Robert Downey Jr. knows a thing or two about second chances. After nearly throwing away a lucrative career to alcohol and drugs that landed him in a rehab prison, his future prospects looked dead in the water. But what he learned from those mistakes allowed him to clean himself up and return to the spotlight with a stronger will and a clearer mind. He started small in some independent films and supporting roles to help rebuild his reputation in hopes of finding a public that would forgive his past sins. And forgive they did as they helped him jump start a new revolution in film with the success of Iron Man and the Marvel cinematic universe. To capitalize on this good fortune, Downey Jr. (and more to the point, his wife and producing partner, Susan Downey) has now turned to producing a film all about forgiveness and second chances in the dreary familial courtroom drama, The Judge. Don’t Stop — There’s Plenty More
After watching Annabelle, the newest horror film from producer James Wan (who directed The Conjuring, from which the film is spun off), the freakiest part was finding out the lead actress’s name is Annabelle. I jest, but in all seriousness, with the series of Saw and Insidious films under his belt, Wan has found his niche when it comes to delivering the same story in different packaging, having gone from provocative innovation (such as the reveal of Jigsaw rising up off the bathroom floor) to tried-and-true generalities. I don’t fault him for going back to the well of good fortune to spin a yarn about something as freaky as Annabelle; the least he could have done was try and give it an ounce of originality. Don’t Stop — There’s Plenty More
I’d like to thank those of you who participated in answering the first question for my new interactive writing experiment, Write A Novel With Me. Normally, I would choose the top five answers for you to vote on, but because there were only three answers given for this first chapter, all of them will be up for a vote. As you are considering these three very good choices, make sure to take into account the story thus far and where you would like to see it go. Here’s a link to Chapter 1 if you haven’t yet read it (or would like to reread it before making your decision). Cast Your Vote

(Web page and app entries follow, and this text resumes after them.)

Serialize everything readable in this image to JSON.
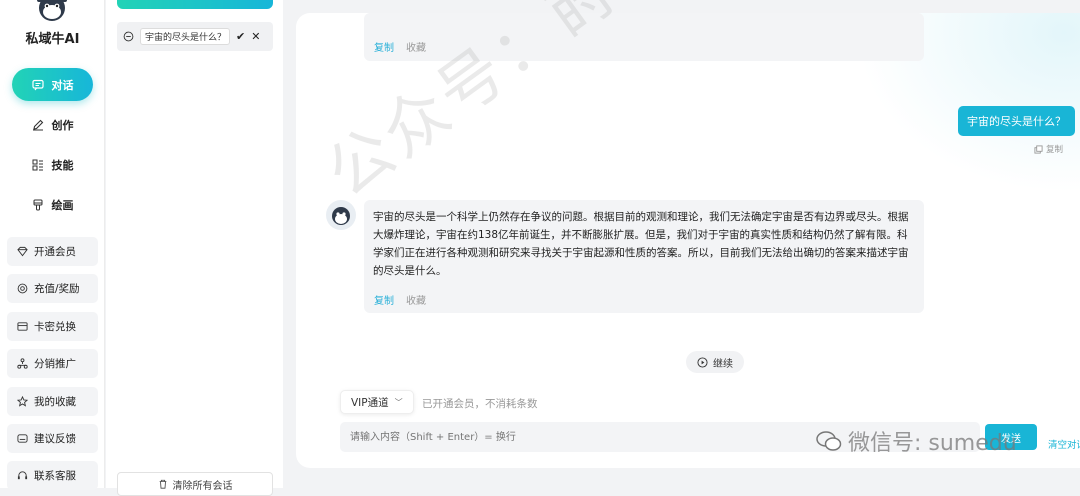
{
  "brand": {
    "name": "私域牛AI"
  },
  "nav": {
    "items": [
      {
        "label": "对话",
        "icon": "chat-icon",
        "active": true
      },
      {
        "label": "创作",
        "icon": "pen-icon"
      },
      {
        "label": "技能",
        "icon": "grid-icon"
      },
      {
        "label": "绘画",
        "icon": "brush-icon"
      }
    ],
    "buttons": [
      {
        "label": "开通会员",
        "icon": "diamond-icon"
      },
      {
        "label": "充值/奖励",
        "icon": "recharge-icon"
      },
      {
        "label": "卡密兑换",
        "icon": "card-icon"
      },
      {
        "label": "分销推广",
        "icon": "share-icon"
      },
      {
        "label": "我的收藏",
        "icon": "star-icon"
      },
      {
        "label": "建议反馈",
        "icon": "feedback-icon"
      },
      {
        "label": "联系客服",
        "icon": "headset-icon"
      }
    ]
  },
  "conversations": {
    "editing_title": "宇宙的尽头是什么？",
    "clear_all": "清除所有会话"
  },
  "chat": {
    "top_actions": {
      "copy": "复制",
      "favorite": "收藏"
    },
    "user_message": "宇宙的尽头是什么？",
    "user_copy": "复制",
    "ai_message": "宇宙的尽头是一个科学上仍然存在争议的问题。根据目前的观测和理论，我们无法确定宇宙是否有边界或尽头。根据大爆炸理论，宇宙在约138亿年前诞生，并不断膨胀扩展。但是，我们对于宇宙的真实性质和结构仍然了解有限。科学家们正在进行各种观测和研究来寻找关于宇宙起源和性质的答案。所以，目前我们无法给出确切的答案来描述宇宙的尽头是什么。",
    "ai_actions": {
      "copy": "复制",
      "favorite": "收藏"
    },
    "continue": "继续",
    "channel": "VIP通道",
    "channel_note": "已开通会员，不消耗条数",
    "input_placeholder": "请输入内容（Shift + Enter）= 换行",
    "send": "发送",
    "clear": "清空对话"
  },
  "watermark": {
    "text": "公众号：莳梦网校",
    "wechat": "微信号: sumedu"
  },
  "colors": {
    "accent": "#19b5d6",
    "accent_green": "#22d3b6"
  }
}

Hello readers. The following is the first chapter in my new interactive writing experiment, Write A Novel With Me. For those who understand how the project works, feel free to jump right in. If you aren’t aware of what the project is, please click here to learn all about it. Then come back here, read the first chapter and answer the question posed at the end.
With your help, I will be able to write one creatively insane story. Enjoy, and above all else, have fun! Read Chapter 1
In 2004, Denzel Washington was paired with a then-rising star, Dakota Fanning, in the revenge thriller Man On Fire, and though a lot of people found the film to be a top-notch actioner, I’m sorry to say I’m not one of them. The pairing of Washington and Fanning was incredibly smart, giving life to the scenes they were in. I was very emotionally invested in their relationship, so when director Tony Scott removed that element of the film, I was sorely left wanting. The energy and the spark that was so deliciously evident in the first act of the film crumbled without a trace, never to rise again. The same thing happens in Washington’s new film, The Equalizer, which falls into the same exact trap by following a very similar formula. Don’t Stop — There’s Plenty More
This afternoon, I had the pleasure of sitting down with an incredible young girl and her father to learn more about their amazing story of faith and survival.
A few weeks ago, I was talking to someone I know and somehow the topic of one of his friends and his daughter came up. With what very little he talked about, I instantly felt connected to the story and knew that it was one that was just waiting to be told. So I contacted the guy and asked if he and his daughter would mind sitting down with me to discuss the possibility of making a film, or writing a novel about her story. Little did I know how extraordinary the story actually was. Don’t Stop — There’s Plenty More